- They provided compensation to the families of every deceased member, ranging from $80,000 – $187,000
- Waived all loans and advances, regardless of amount.
- Committed to paying the employee’s last full salary for life.
- Took complete responsibility for the education of their children and dependents through college – anywhere in the world.
- Provided full healthcare coverage for all dependents for the rest of their lives.
As we have seen, culture plays a big role in shaping performance. In my experience, if the performance of people goes up or down significantly, the most important factor is the prevalent culture in the company. However, we often fail to see culture as a performance driver and put the impetus of performance only on the individual’s ability and efforts.

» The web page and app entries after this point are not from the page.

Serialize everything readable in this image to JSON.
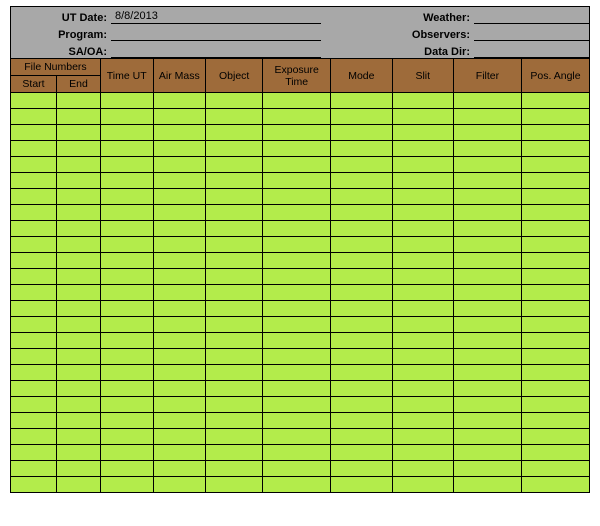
{
  "header": {
    "left_labels": {
      "ut_date": "UT Date:",
      "program": "Program:",
      "saoa": "SA/OA:"
    },
    "right_labels": {
      "weather": "Weather:",
      "observers": "Observers:",
      "data_dir": "Data Dir:"
    },
    "values": {
      "ut_date": "8/8/2013",
      "program": "",
      "saoa": "",
      "weather": "",
      "observers": "",
      "data_dir": ""
    }
  },
  "columns": {
    "file_numbers_group": "File Numbers",
    "start": "Start",
    "end": "End",
    "time_ut": "Time UT",
    "air_mass": "Air Mass",
    "object": "Object",
    "exposure_time": "Exposure Time",
    "mode": "Mode",
    "slit": "Slit",
    "filter": "Filter",
    "pos_angle": "Pos. Angle"
  },
  "rows": [
    {
      "start": "",
      "end": "",
      "time_ut": "",
      "air_mass": "",
      "object": "",
      "exposure_time": "",
      "mode": "",
      "slit": "",
      "filter": "",
      "pos_angle": ""
    },
    {
      "start": "",
      "end": "",
      "time_ut": "",
      "air_mass": "",
      "object": "",
      "exposure_time": "",
      "mode": "",
      "slit": "",
      "filter": "",
      "pos_angle": ""
    },
    {
      "start": "",
      "end": "",
      "time_ut": "",
      "air_mass": "",
      "object": "",
      "exposure_time": "",
      "mode": "",
      "slit": "",
      "filter": "",
      "pos_angle": ""
    },
    {
      "start": "",
      "end": "",
      "time_ut": "",
      "air_mass": "",
      "object": "",
      "exposure_time": "",
      "mode": "",
      "slit": "",
      "filter": "",
      "pos_angle": ""
    },
    {
      "start": "",
      "end": "",
      "time_ut": "",
      "air_mass": "",
      "object": "",
      "exposure_time": "",
      "mode": "",
      "slit": "",
      "filter": "",
      "pos_angle": ""
    },
    {
      "start": "",
      "end": "",
      "time_ut": "",
      "air_mass": "",
      "object": "",
      "exposure_time": "",
      "mode": "",
      "slit": "",
      "filter": "",
      "pos_angle": ""
    },
    {
      "start": "",
      "end": "",
      "time_ut": "",
      "air_mass": "",
      "object": "",
      "exposure_time": "",
      "mode": "",
      "slit": "",
      "filter": "",
      "pos_angle": ""
    },
    {
      "start": "",
      "end": "",
      "time_ut": "",
      "air_mass": "",
      "object": "",
      "exposure_time": "",
      "mode": "",
      "slit": "",
      "filter": "",
      "pos_angle": ""
    },
    {
      "start": "",
      "end": "",
      "time_ut": "",
      "air_mass": "",
      "object": "",
      "exposure_time": "",
      "mode": "",
      "slit": "",
      "filter": "",
      "pos_angle": ""
    },
    {
      "start": "",
      "end": "",
      "time_ut": "",
      "air_mass": "",
      "object": "",
      "exposure_time": "",
      "mode": "",
      "slit": "",
      "filter": "",
      "pos_angle": ""
    },
    {
      "start": "",
      "end": "",
      "time_ut": "",
      "air_mass": "",
      "object": "",
      "exposure_time": "",
      "mode": "",
      "slit": "",
      "filter": "",
      "pos_angle": ""
    },
    {
      "start": "",
      "end": "",
      "time_ut": "",
      "air_mass": "",
      "object": "",
      "exposure_time": "",
      "mode": "",
      "slit": "",
      "filter": "",
      "pos_angle": ""
    },
    {
      "start": "",
      "end": "",
      "time_ut": "",
      "air_mass": "",
      "object": "",
      "exposure_time": "",
      "mode": "",
      "slit": "",
      "filter": "",
      "pos_angle": ""
    },
    {
      "start": "",
      "end": "",
      "time_ut": "",
      "air_mass": "",
      "object": "",
      "exposure_time": "",
      "mode": "",
      "slit": "",
      "filter": "",
      "pos_angle": ""
    },
    {
      "start": "",
      "end": "",
      "time_ut": "",
      "air_mass": "",
      "object": "",
      "exposure_time": "",
      "mode": "",
      "slit": "",
      "filter": "",
      "pos_angle": ""
    },
    {
      "start": "",
      "end": "",
      "time_ut": "",
      "air_mass": "",
      "object": "",
      "exposure_time": "",
      "mode": "",
      "slit": "",
      "filter": "",
      "pos_angle": ""
    },
    {
      "start": "",
      "end": "",
      "time_ut": "",
      "air_mass": "",
      "object": "",
      "exposure_time": "",
      "mode": "",
      "slit": "",
      "filter": "",
      "pos_angle": ""
    },
    {
      "start": "",
      "end": "",
      "time_ut": "",
      "air_mass": "",
      "object": "",
      "exposure_time": "",
      "mode": "",
      "slit": "",
      "filter": "",
      "pos_angle": ""
    },
    {
      "start": "",
      "end": "",
      "time_ut": "",
      "air_mass": "",
      "object": "",
      "exposure_time": "",
      "mode": "",
      "slit": "",
      "filter": "",
      "pos_angle": ""
    },
    {
      "start": "",
      "end": "",
      "time_ut": "",
      "air_mass": "",
      "object": "",
      "exposure_time": "",
      "mode": "",
      "slit": "",
      "filter": "",
      "pos_angle": ""
    },
    {
      "start": "",
      "end": "",
      "time_ut": "",
      "air_mass": "",
      "object": "",
      "exposure_time": "",
      "mode": "",
      "slit": "",
      "filter": "",
      "pos_angle": ""
    },
    {
      "start": "",
      "end": "",
      "time_ut": "",
      "air_mass": "",
      "object": "",
      "exposure_time": "",
      "mode": "",
      "slit": "",
      "filter": "",
      "pos_angle": ""
    },
    {
      "start": "",
      "end": "",
      "time_ut": "",
      "air_mass": "",
      "object": "",
      "exposure_time": "",
      "mode": "",
      "slit": "",
      "filter": "",
      "pos_angle": ""
    },
    {
      "start": "",
      "end": "",
      "time_ut": "",
      "air_mass": "",
      "object": "",
      "exposure_time": "",
      "mode": "",
      "slit": "",
      "filter": "",
      "pos_angle": ""
    },
    {
      "start": "",
      "end": "",
      "time_ut": "",
      "air_mass": "",
      "object": "",
      "exposure_time": "",
      "mode": "",
      "slit": "",
      "filter": "",
      "pos_angle": ""
    }
  ]
}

To conclude, in this article we read about how the Taj Mahal hotel’s employees put themselves in front of bullets to save guests during the 2008 Mumbai terrorist attacks. We also found out what the Tata group did after the attacks to reinforce their culture, and the big but often ignored role culture plays in the employee’s performance. Then we looked at how leaders shape the culture of the organization through processes and conversations. And how important is to train our people to create a culture that enables performance, rather than stand in its way.
Most of the work in organizations is done by teams, and not by individuals alone. And yet the entire performance measurement systems in organizations focus on the individual alone. I believe we (as an industry) are missing a trick here. And that trick is ‘culture’. When an individual’s performance changes from one year to another, we should focus on the culture, instead of just focussing on the individual. The single best way to increase performance is to create a culture that enables people to do their best work. Culture should enable performance, rather than stand in its way.